Evidence of M87's galactic cannibalism comes from an analysis of the globular clusters' composition. "In M87 there are three times as many globulars deficient in heavy elements, such as iron, than globulars rich in those elements," Peng said. "This suggests that many of these 'metal-poor' star clusters may have been stolen from nearby dwarf galaxies, which also contain globulars deficient in heavy elements."
Studying globular star clusters is critical to understanding the early, intense star-forming episodes that mark galaxy formation. They are known to reside in all but the faintest of galaxies.
"Star formation near the core of Virgo is very intense and occurs in a small volume over a short amount of time," Peng noted. "It may be more rapid and more efficient than star formation in the outskirts. The high star-formation rate may be driven by the gravitational collapse of dark matter, an invisible form of matter, which is denser and collapses sooner near the cluster's center. M87 sits at the center of a large concentration of dark matter, and all of these globulars near the center probably formed early in the history of the Virgo cluster."

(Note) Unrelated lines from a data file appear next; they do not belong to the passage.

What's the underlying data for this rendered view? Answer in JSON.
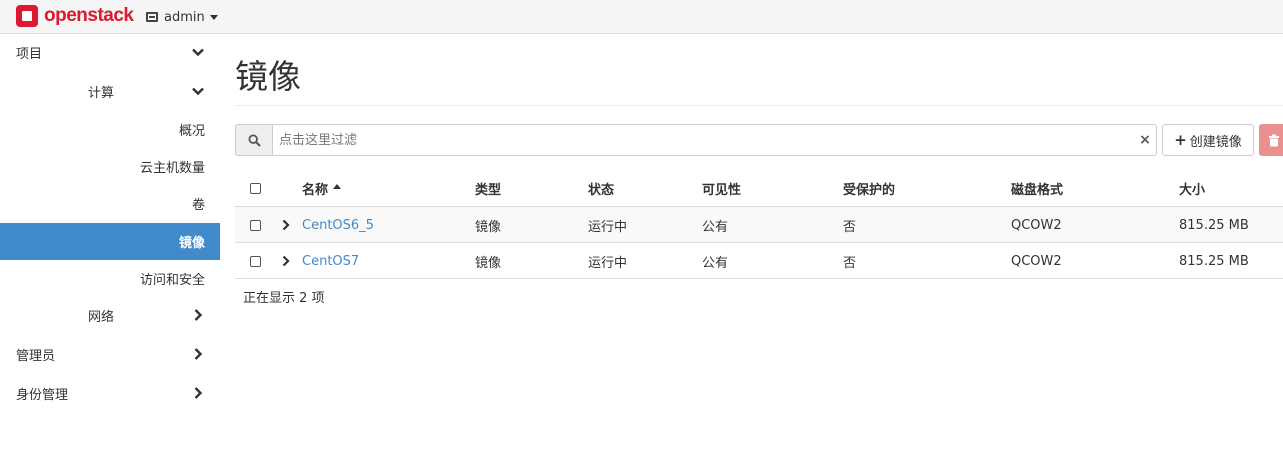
{
  "brand": {
    "name": "openstack",
    "color": "#da1a32"
  },
  "topbar": {
    "project_label": "admin"
  },
  "sidebar": {
    "items": [
      {
        "label": "项目",
        "chevron": "chevron-down"
      },
      {
        "label": "计算",
        "chevron": "chevron-down"
      },
      {
        "label": "概况"
      },
      {
        "label": "云主机数量"
      },
      {
        "label": "卷"
      },
      {
        "label": "镜像",
        "active": true
      },
      {
        "label": "访问和安全"
      },
      {
        "label": "网络",
        "chevron": "chevron-right"
      },
      {
        "label": "管理员",
        "chevron": "chevron-right"
      },
      {
        "label": "身份管理",
        "chevron": "chevron-right"
      }
    ],
    "active_color": "#428bca"
  },
  "main": {
    "title": "镜像",
    "filter": {
      "placeholder": "点击这里过滤",
      "clear": "×"
    },
    "create_button": "创建镜像",
    "delete_button_icon": "trash-icon",
    "table": {
      "columns": [
        "名称",
        "类型",
        "状态",
        "可见性",
        "受保护的",
        "磁盘格式",
        "大小"
      ],
      "rows": [
        {
          "name": "CentOS6_5",
          "type": "镜像",
          "status": "运行中",
          "visibility": "公有",
          "protected": "否",
          "format": "QCOW2",
          "size": "815.25 MB"
        },
        {
          "name": "CentOS7",
          "type": "镜像",
          "status": "运行中",
          "visibility": "公有",
          "protected": "否",
          "format": "QCOW2",
          "size": "815.25 MB"
        }
      ],
      "footer": "正在显示 2 项"
    }
  }
}
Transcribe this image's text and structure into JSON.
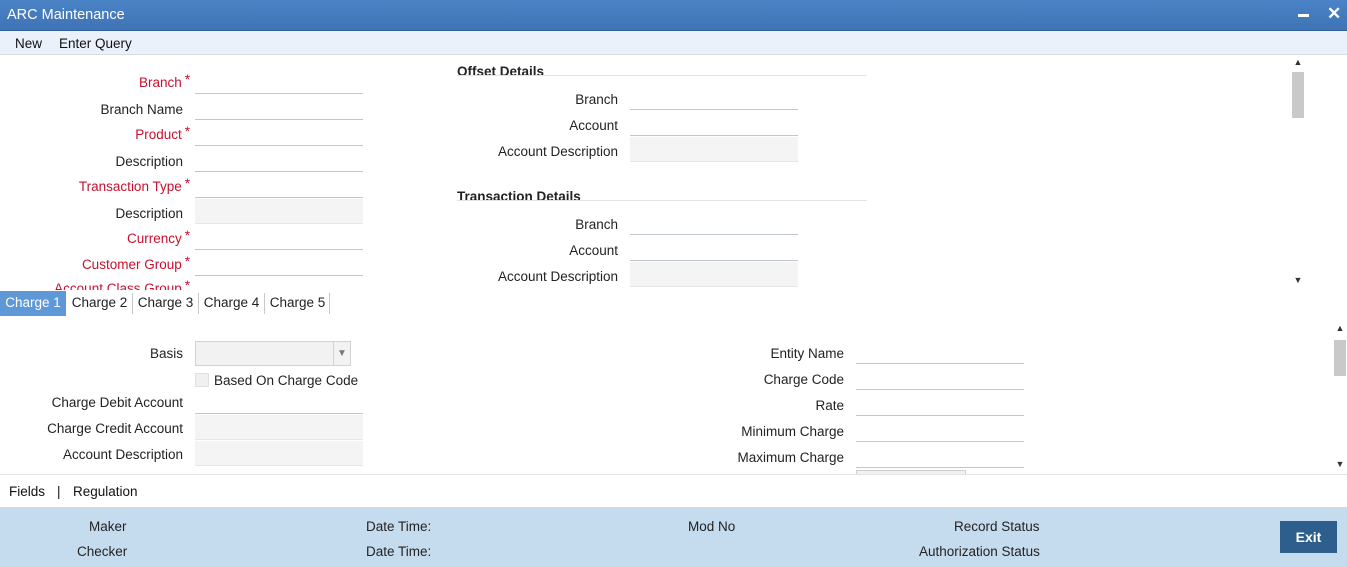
{
  "window": {
    "title": "ARC Maintenance"
  },
  "menu": {
    "new": "New",
    "enter_query": "Enter Query"
  },
  "header_fields": {
    "branch": {
      "label": "Branch",
      "value": ""
    },
    "branch_name": {
      "label": "Branch Name",
      "value": ""
    },
    "product": {
      "label": "Product",
      "value": ""
    },
    "product_description": {
      "label": "Description",
      "value": ""
    },
    "transaction_type": {
      "label": "Transaction Type",
      "value": ""
    },
    "transaction_description": {
      "label": "Description",
      "value": ""
    },
    "currency": {
      "label": "Currency",
      "value": ""
    },
    "customer_group": {
      "label": "Customer Group",
      "value": ""
    },
    "account_class_group": {
      "label": "Account Class Group"
    },
    "required_marker": "*"
  },
  "offset_details": {
    "title": "Offset Details",
    "branch": "Branch",
    "account": "Account",
    "account_description": "Account Description"
  },
  "transaction_details": {
    "title": "Transaction Details",
    "branch": "Branch",
    "account": "Account",
    "account_description": "Account Description"
  },
  "tabs": [
    "Charge 1",
    "Charge 2",
    "Charge 3",
    "Charge 4",
    "Charge 5"
  ],
  "active_tab": "Charge 1",
  "charge": {
    "basis": "Basis",
    "basis_value": "",
    "based_on_charge_code": "Based On Charge Code",
    "charge_debit_account": "Charge Debit Account",
    "charge_credit_account": "Charge Credit Account",
    "account_description": "Account Description",
    "entity_name": "Entity Name",
    "charge_code": "Charge Code",
    "rate": "Rate",
    "minimum_charge": "Minimum Charge",
    "maximum_charge": "Maximum Charge"
  },
  "bottom_nav": {
    "fields": "Fields",
    "separator": "|",
    "regulation": "Regulation"
  },
  "footer": {
    "maker": "Maker",
    "checker": "Checker",
    "date_time_1": "Date Time:",
    "date_time_2": "Date Time:",
    "mod_no": "Mod No",
    "record_status": "Record Status",
    "authorization_status": "Authorization Status",
    "exit": "Exit"
  }
}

The fewer number of globular clusters in dwarf galaxies farther away from the center may be due to the masses of the star clusters that formed, Peng said. "Star formation farther away from the central region was not as robust, which may have produced only less massive star clusters that dissipated over time," he explained.